> _Your instructions_
Lines where the string "screenshot" appears are to be copied from the entries below.

> _Source material_
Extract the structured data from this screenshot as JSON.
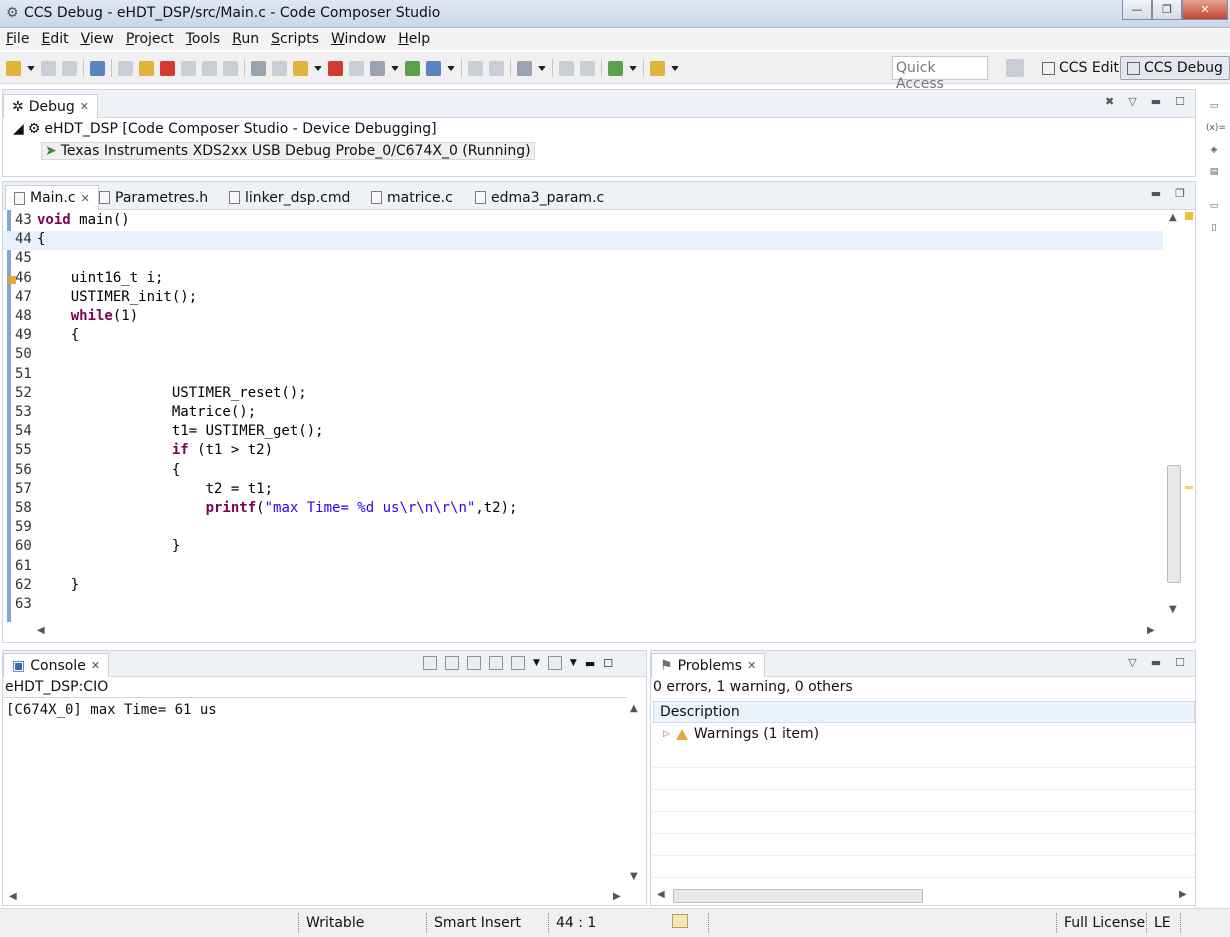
{
  "window": {
    "title": "CCS Debug - eHDT_DSP/src/Main.c - Code Composer Studio",
    "minimize": "—",
    "maximize": "❐",
    "close": "✕"
  },
  "menu": [
    "File",
    "Edit",
    "View",
    "Project",
    "Tools",
    "Run",
    "Scripts",
    "Window",
    "Help"
  ],
  "toolbar": {
    "quick_access_placeholder": "Quick Access",
    "perspective_edit": "CCS Edit",
    "perspective_debug": "CCS Debug"
  },
  "debug_view": {
    "tab_label": "Debug",
    "session": "eHDT_DSP [Code Composer Studio - Device Debugging]",
    "target": "Texas Instruments XDS2xx USB Debug Probe_0/C674X_0 (Running)"
  },
  "editor": {
    "tabs": [
      "Main.c",
      "Parametres.h",
      "linker_dsp.cmd",
      "matrice.c",
      "edma3_param.c"
    ],
    "lines": [
      {
        "n": "43",
        "t": "void main()"
      },
      {
        "n": "44",
        "t": "{"
      },
      {
        "n": "45",
        "t": ""
      },
      {
        "n": "46",
        "t": "    uint16_t i;"
      },
      {
        "n": "47",
        "t": "    USTIMER_init();"
      },
      {
        "n": "48",
        "t": "    while(1)"
      },
      {
        "n": "49",
        "t": "    {"
      },
      {
        "n": "50",
        "t": ""
      },
      {
        "n": "51",
        "t": ""
      },
      {
        "n": "52",
        "t": "                USTIMER_reset();"
      },
      {
        "n": "53",
        "t": "                Matrice();"
      },
      {
        "n": "54",
        "t": "                t1= USTIMER_get();"
      },
      {
        "n": "55",
        "t": "                if (t1 > t2)"
      },
      {
        "n": "56",
        "t": "                {"
      },
      {
        "n": "57",
        "t": "                    t2 = t1;"
      },
      {
        "n": "58",
        "t": "                    printf(\"max Time= %d us\\r\\n\\r\\n\",t2);"
      },
      {
        "n": "59",
        "t": ""
      },
      {
        "n": "60",
        "t": "                }"
      },
      {
        "n": "61",
        "t": ""
      },
      {
        "n": "62",
        "t": "    }"
      },
      {
        "n": "63",
        "t": ""
      }
    ]
  },
  "console": {
    "tab_label": "Console",
    "name": "eHDT_DSP:CIO",
    "output": "[C674X_0] max Time= 61 us"
  },
  "problems": {
    "tab_label": "Problems",
    "summary": "0 errors, 1 warning, 0 others",
    "column": "Description",
    "item": "Warnings (1 item)"
  },
  "status": {
    "writable": "Writable",
    "insert_mode": "Smart Insert",
    "position": "44 : 1",
    "license": "Full License",
    "endian": "LE"
  }
}
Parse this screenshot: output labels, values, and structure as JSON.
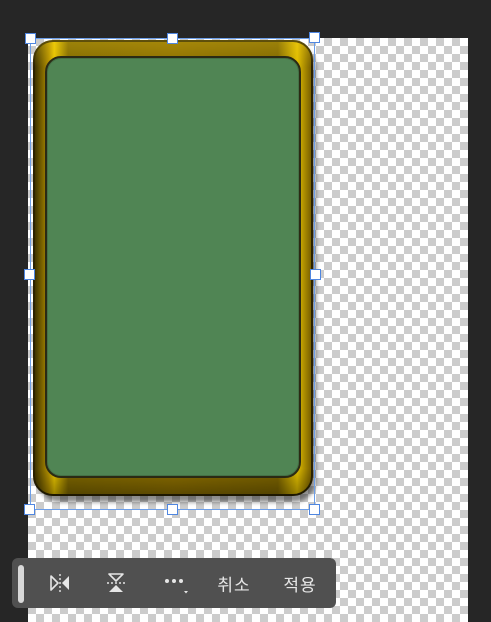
{
  "editor": {
    "canvas": "transparent-checkerboard",
    "shape": {
      "frame_color": "#8a6d00",
      "frame_highlight": "#e7c400",
      "panel_color": "#508554"
    },
    "selection_color": "#4f86e0"
  },
  "toolbar": {
    "background": "#505050",
    "buttons": [
      {
        "icon": "flip-horizontal-icon"
      },
      {
        "icon": "flip-vertical-icon"
      },
      {
        "icon": "more-options-icon"
      }
    ],
    "cancel_label": "취소",
    "apply_label": "적용"
  }
}
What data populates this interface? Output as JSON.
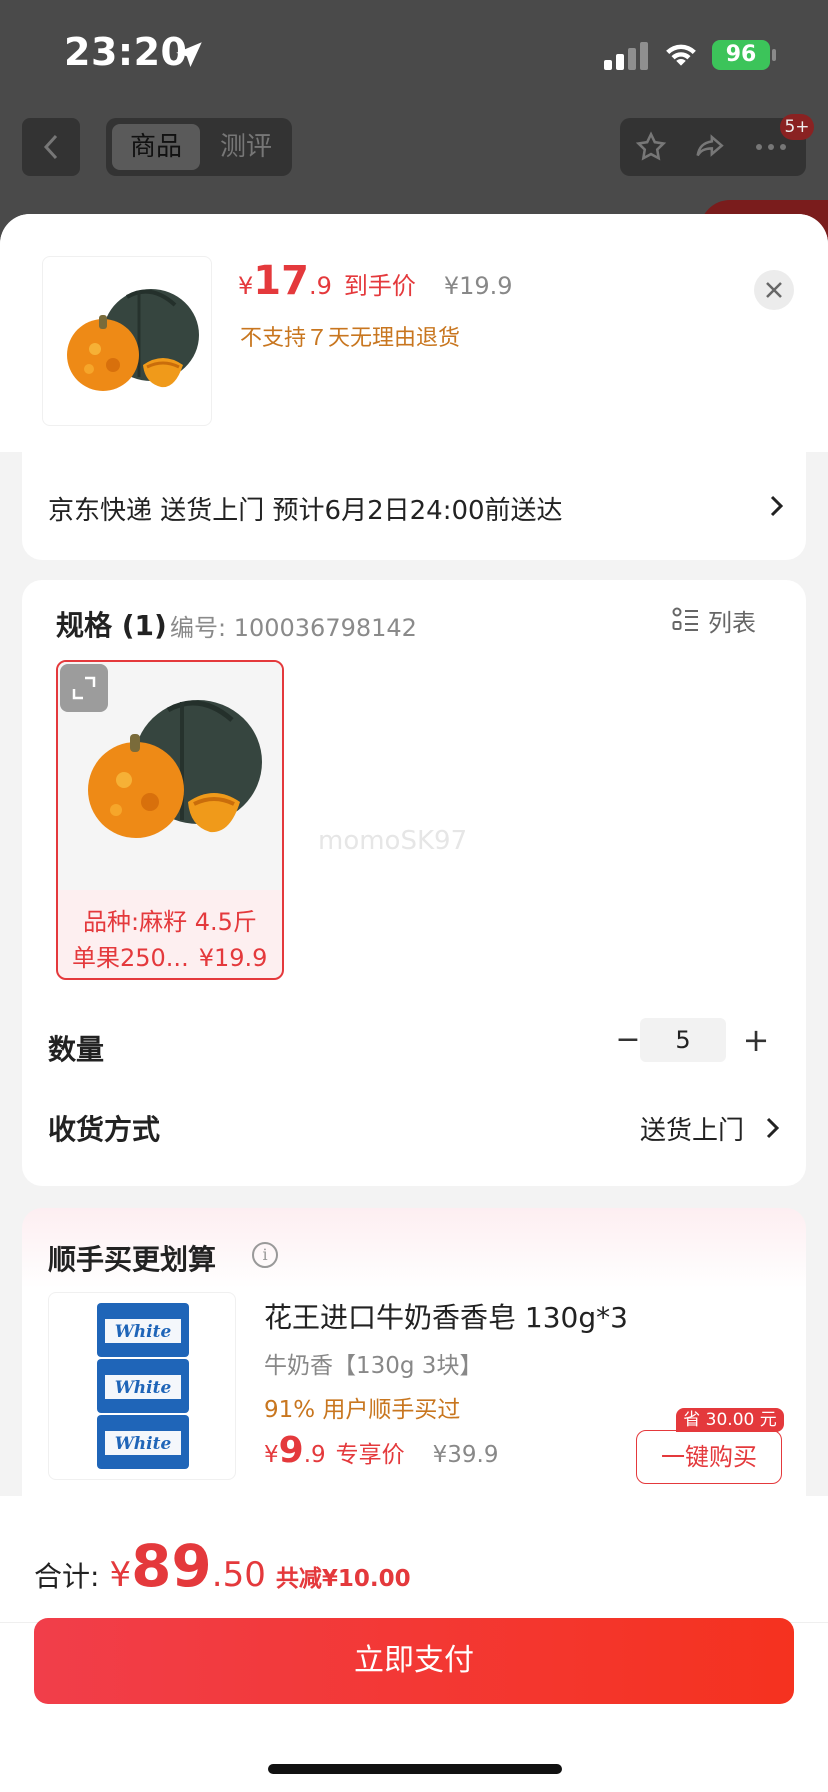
{
  "status_bar": {
    "time": "23:20",
    "battery": "96"
  },
  "top_nav": {
    "tabs": [
      {
        "label": "商品",
        "active": true
      },
      {
        "label": "测评",
        "active": false
      }
    ],
    "badge": "5+"
  },
  "sheet": {
    "price": {
      "currency": "¥",
      "integer": "17",
      "decimal": ".9",
      "tag": "到手价",
      "original": "¥19.9"
    },
    "return_policy": "不支持７天无理由退货",
    "delivery": "京东快递 送货上门 预计6月2日24:00前送达",
    "spec": {
      "title": "规格 (1)",
      "code": "编号: 100036798142",
      "view_mode": "列表",
      "sku": {
        "line1": "品种:麻籽 4.5斤",
        "line2": "单果250...",
        "price": "¥19.9"
      },
      "watermark": "momoSK97"
    },
    "quantity": {
      "label": "数量",
      "value": "5"
    },
    "receive": {
      "label": "收货方式",
      "value": "送货上门"
    },
    "bundle": {
      "title": "顺手买更划算",
      "product_name": "花王进口牛奶香香皂 130g*3",
      "variant": "牛奶香【130g 3块】",
      "rate": "91% 用户顺手买过",
      "price_currency": "¥",
      "price_integer": "9",
      "price_decimal": ".9",
      "price_tag": "专享价",
      "price_original": "¥39.9",
      "save_badge": "省 30.00 元",
      "buy_button": "一键购买",
      "soap_brand": "White"
    },
    "footer": {
      "total_label": "合计:",
      "total_currency": "¥",
      "total_integer": "89",
      "total_decimal": ".50",
      "discount": "共减¥10.00",
      "pay_button": "立即支付"
    }
  },
  "colors": {
    "accent": "#e4393c",
    "warning": "#c8761f",
    "battery": "#3cc45a"
  }
}
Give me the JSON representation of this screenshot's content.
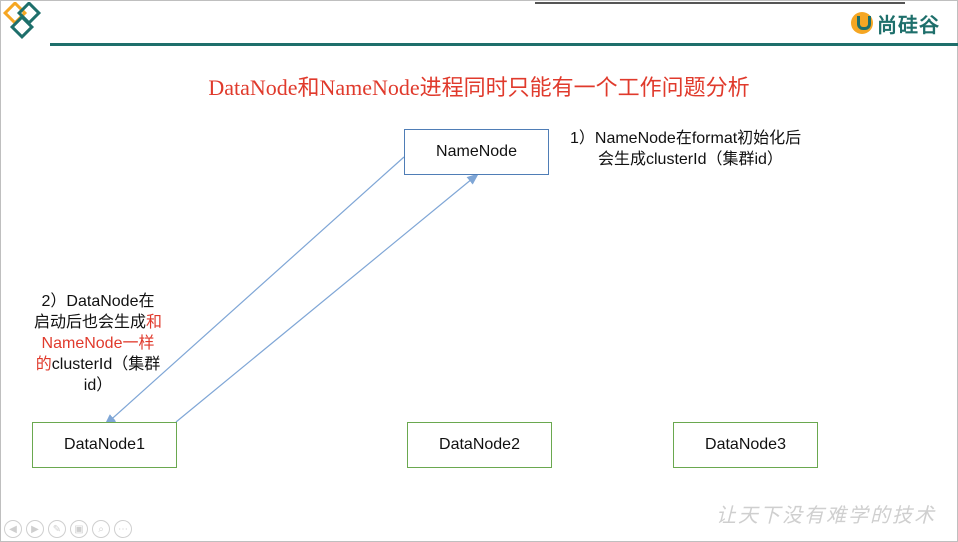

> _Finished exercise_
Extract the structured data from this screenshot as JSON.
Parse this screenshot: output labels, values, and structure as JSON.
Give me the JSON representation of this screenshot's content.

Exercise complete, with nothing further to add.